**What the task requires:** Copy every line from the records below that holds the word "icon".

* * * *

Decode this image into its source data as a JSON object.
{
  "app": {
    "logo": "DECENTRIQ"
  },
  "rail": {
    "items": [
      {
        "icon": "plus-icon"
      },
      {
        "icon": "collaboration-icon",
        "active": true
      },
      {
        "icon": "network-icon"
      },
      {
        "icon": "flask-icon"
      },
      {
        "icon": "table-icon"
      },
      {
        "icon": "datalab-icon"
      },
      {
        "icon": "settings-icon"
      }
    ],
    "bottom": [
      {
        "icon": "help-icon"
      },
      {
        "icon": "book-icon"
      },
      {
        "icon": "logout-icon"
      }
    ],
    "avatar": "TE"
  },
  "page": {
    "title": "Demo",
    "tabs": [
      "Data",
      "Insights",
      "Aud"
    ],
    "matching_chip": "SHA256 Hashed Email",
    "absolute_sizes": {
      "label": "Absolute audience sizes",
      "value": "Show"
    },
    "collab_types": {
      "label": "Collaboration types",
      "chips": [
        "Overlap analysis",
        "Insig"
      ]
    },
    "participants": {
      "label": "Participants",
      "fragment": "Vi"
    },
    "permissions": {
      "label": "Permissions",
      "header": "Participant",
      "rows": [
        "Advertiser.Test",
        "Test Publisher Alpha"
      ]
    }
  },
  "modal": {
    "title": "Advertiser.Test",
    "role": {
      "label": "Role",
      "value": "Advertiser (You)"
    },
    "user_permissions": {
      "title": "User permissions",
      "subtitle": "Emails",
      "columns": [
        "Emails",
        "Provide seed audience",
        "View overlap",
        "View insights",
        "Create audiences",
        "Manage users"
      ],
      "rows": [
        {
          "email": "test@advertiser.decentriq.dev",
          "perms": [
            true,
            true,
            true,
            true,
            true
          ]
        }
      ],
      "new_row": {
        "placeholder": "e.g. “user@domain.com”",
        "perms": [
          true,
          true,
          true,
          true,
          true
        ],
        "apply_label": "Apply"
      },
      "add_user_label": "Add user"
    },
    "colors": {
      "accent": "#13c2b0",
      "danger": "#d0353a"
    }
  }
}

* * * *

**Exercise answer:**
        "icon": "plus-icon"
        "icon": "collaboration-icon",
        "icon": "network-icon"
        "icon": "flask-icon"
        "icon": "table-icon"
        "icon": "datalab-icon"
        "icon": "settings-icon"
        "icon": "help-icon"
        "icon": "book-icon"
        "icon": "logout-icon"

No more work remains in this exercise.